Source data:
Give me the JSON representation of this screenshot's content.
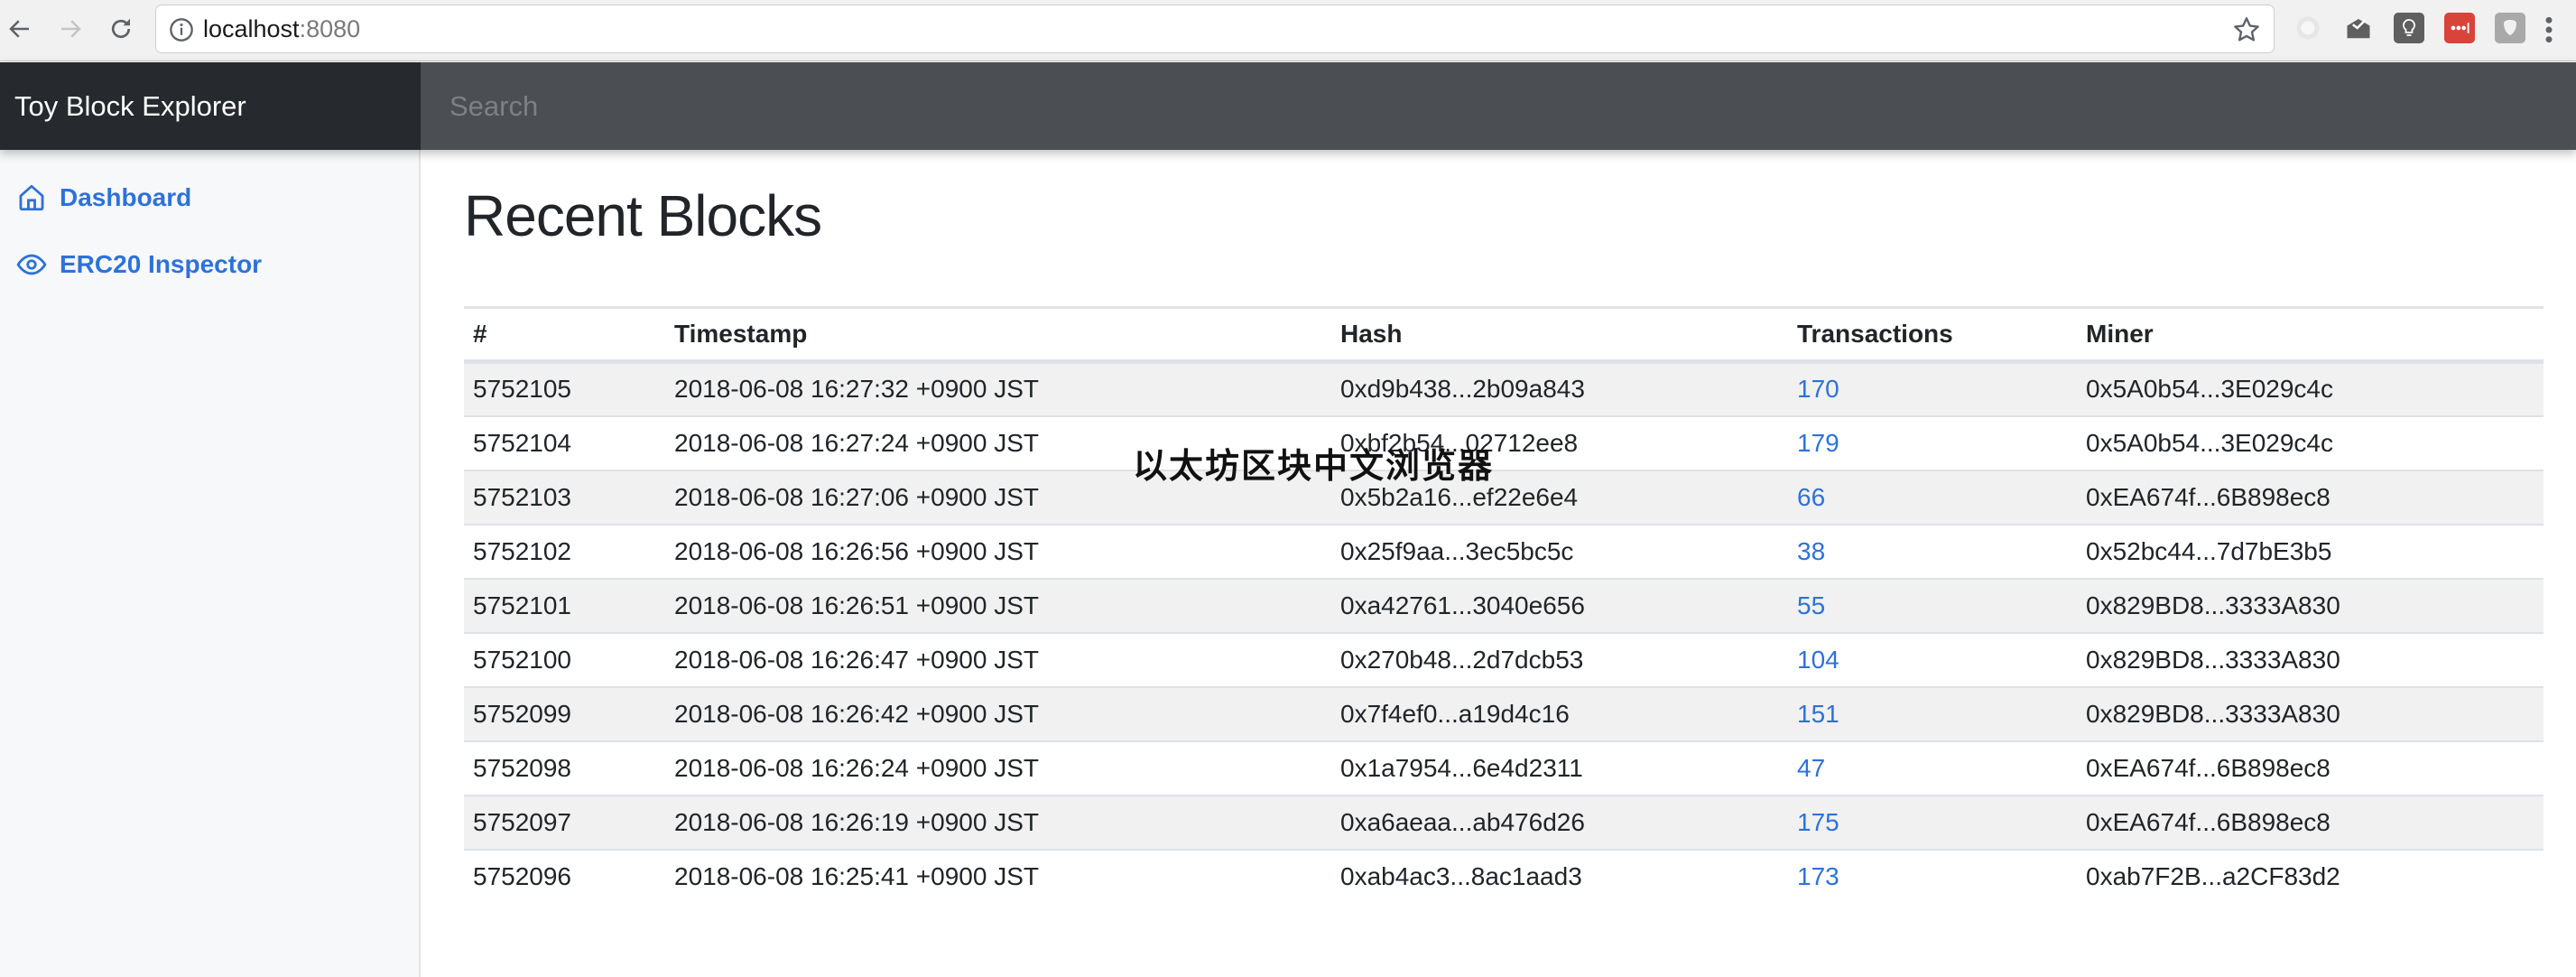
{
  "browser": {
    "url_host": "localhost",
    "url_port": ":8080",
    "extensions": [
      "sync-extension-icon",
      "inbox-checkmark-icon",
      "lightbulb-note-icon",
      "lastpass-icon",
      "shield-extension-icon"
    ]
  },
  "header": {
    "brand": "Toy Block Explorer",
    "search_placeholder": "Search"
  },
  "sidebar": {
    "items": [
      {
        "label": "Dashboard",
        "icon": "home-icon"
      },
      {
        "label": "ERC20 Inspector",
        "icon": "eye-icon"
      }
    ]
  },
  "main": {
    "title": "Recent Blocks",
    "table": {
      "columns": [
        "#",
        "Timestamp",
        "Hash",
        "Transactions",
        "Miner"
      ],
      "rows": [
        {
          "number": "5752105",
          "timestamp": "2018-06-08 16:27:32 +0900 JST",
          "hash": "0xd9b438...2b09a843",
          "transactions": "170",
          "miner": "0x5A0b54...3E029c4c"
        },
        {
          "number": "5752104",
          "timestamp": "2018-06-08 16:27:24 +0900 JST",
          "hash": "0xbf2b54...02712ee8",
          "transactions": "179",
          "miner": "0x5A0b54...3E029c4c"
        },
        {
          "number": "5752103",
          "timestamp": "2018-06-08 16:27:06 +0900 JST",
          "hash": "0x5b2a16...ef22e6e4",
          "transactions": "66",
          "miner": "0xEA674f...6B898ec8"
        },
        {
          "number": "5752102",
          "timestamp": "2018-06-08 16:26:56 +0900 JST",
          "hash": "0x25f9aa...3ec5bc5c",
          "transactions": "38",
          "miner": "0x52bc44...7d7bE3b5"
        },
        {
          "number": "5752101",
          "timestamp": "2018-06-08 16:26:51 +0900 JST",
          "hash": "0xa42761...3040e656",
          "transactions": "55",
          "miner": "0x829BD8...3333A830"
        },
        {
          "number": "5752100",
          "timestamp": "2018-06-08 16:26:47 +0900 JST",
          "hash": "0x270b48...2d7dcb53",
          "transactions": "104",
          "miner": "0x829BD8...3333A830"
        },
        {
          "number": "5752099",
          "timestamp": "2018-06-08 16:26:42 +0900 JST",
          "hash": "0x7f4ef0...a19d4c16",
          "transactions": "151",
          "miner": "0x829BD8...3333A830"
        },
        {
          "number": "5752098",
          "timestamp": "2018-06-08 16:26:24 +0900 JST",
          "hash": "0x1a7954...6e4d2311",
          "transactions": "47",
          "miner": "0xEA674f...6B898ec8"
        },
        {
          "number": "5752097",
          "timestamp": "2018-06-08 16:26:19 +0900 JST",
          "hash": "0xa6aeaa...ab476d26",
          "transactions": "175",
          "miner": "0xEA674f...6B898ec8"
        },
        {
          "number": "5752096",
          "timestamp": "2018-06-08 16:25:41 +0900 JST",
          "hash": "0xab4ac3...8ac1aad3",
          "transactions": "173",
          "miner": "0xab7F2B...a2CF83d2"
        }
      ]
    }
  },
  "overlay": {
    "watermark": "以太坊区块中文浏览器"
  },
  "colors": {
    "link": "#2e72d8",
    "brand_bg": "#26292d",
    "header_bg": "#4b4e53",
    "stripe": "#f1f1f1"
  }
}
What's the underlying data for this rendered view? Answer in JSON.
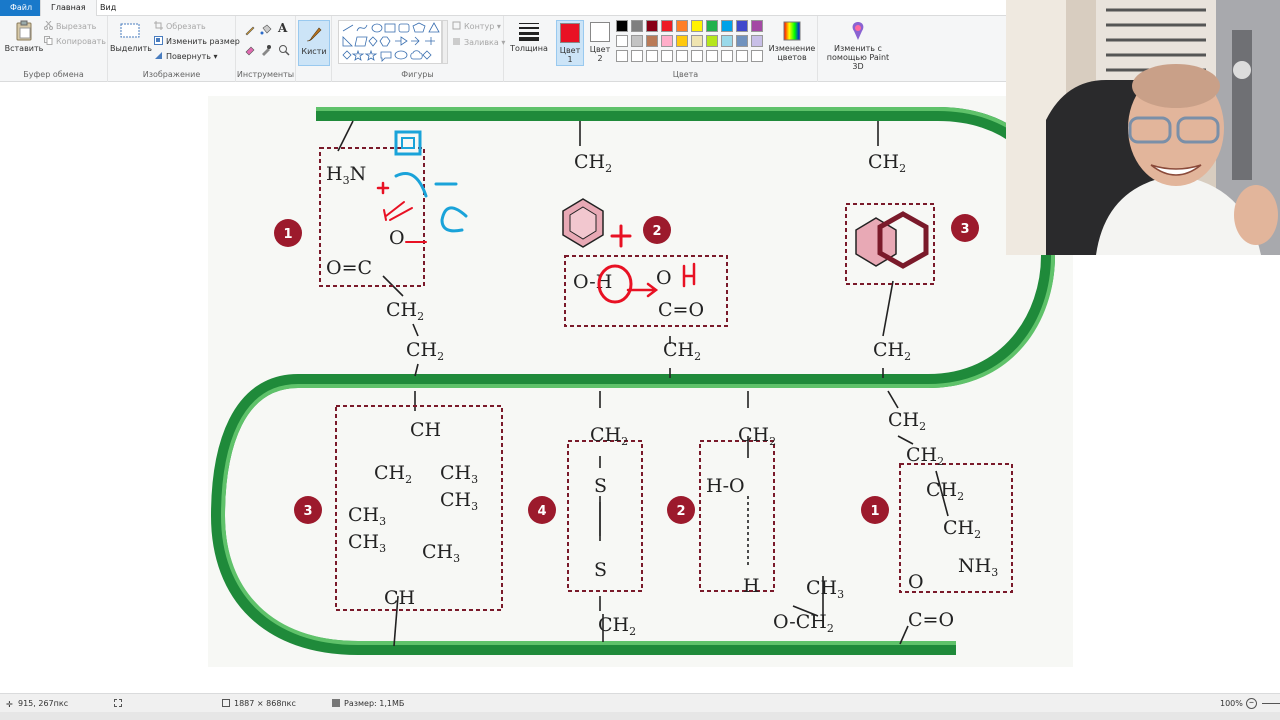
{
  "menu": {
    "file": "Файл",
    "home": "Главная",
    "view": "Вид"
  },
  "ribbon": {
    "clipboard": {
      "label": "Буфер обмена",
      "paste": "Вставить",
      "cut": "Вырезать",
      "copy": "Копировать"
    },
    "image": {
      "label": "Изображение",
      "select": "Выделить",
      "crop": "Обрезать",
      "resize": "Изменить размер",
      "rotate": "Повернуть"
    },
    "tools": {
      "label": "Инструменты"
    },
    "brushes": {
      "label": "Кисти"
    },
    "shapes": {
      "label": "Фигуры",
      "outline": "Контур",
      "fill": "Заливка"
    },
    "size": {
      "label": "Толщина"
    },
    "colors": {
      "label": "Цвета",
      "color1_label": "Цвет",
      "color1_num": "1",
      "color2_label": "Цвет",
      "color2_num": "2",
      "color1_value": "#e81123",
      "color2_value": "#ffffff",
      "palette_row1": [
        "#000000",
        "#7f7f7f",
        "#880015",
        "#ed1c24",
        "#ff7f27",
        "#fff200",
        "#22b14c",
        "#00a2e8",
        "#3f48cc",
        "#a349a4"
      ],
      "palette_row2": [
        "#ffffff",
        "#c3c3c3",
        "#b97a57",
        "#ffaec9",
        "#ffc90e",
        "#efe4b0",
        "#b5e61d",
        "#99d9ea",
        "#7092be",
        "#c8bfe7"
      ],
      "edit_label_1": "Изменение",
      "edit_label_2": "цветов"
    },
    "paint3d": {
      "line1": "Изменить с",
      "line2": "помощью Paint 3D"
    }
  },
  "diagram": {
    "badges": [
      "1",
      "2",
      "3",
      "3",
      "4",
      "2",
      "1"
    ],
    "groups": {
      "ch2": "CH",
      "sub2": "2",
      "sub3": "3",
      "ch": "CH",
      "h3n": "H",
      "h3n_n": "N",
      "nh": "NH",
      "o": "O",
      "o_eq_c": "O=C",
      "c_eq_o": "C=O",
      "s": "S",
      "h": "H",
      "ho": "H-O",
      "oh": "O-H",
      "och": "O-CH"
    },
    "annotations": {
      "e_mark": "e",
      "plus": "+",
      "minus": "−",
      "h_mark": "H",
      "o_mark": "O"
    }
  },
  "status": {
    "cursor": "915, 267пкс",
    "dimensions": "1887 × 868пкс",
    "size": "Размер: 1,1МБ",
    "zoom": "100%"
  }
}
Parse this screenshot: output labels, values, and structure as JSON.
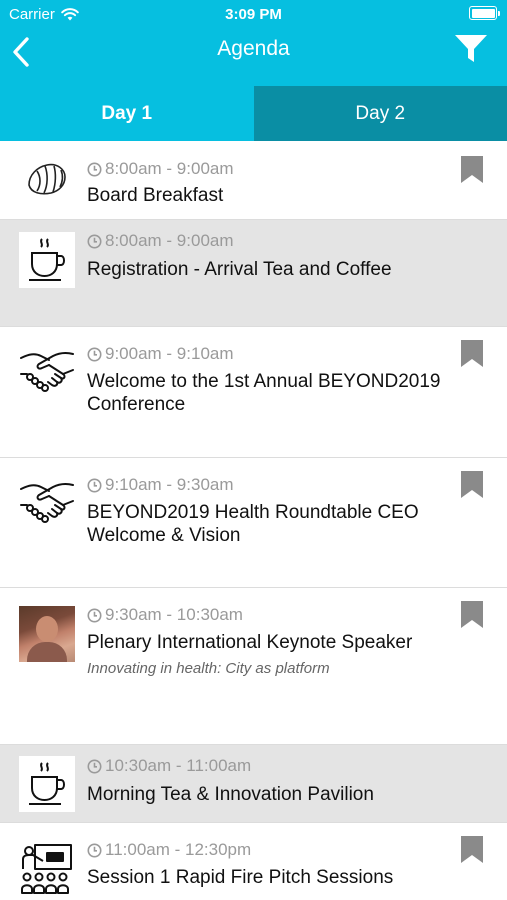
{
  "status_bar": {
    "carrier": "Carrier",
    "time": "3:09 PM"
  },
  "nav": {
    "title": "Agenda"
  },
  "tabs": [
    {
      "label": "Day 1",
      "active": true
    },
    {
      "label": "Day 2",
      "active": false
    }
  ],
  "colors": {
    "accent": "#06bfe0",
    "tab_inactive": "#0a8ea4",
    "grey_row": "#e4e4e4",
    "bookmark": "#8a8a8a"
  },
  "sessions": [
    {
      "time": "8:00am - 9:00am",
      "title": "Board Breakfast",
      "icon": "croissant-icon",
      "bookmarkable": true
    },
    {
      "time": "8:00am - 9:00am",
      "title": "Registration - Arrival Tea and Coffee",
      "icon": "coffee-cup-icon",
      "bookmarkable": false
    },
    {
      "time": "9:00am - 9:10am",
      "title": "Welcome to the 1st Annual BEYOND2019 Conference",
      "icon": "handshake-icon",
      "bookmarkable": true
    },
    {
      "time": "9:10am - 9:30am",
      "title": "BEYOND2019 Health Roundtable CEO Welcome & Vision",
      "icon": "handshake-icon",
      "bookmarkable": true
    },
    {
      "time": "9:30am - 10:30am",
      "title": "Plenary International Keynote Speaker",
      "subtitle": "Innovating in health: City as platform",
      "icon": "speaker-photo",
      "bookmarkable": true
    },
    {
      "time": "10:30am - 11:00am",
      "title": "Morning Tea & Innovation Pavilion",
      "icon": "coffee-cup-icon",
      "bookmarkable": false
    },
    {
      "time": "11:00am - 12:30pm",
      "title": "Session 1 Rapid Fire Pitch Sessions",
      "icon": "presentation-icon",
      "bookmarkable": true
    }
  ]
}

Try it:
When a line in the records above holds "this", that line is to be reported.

Answer area:
Give me the JSON representation of this screenshot's content.
What's the underlying data for this rendered view? Answer in JSON.
Parse this screenshot: output labels, values, and structure as JSON.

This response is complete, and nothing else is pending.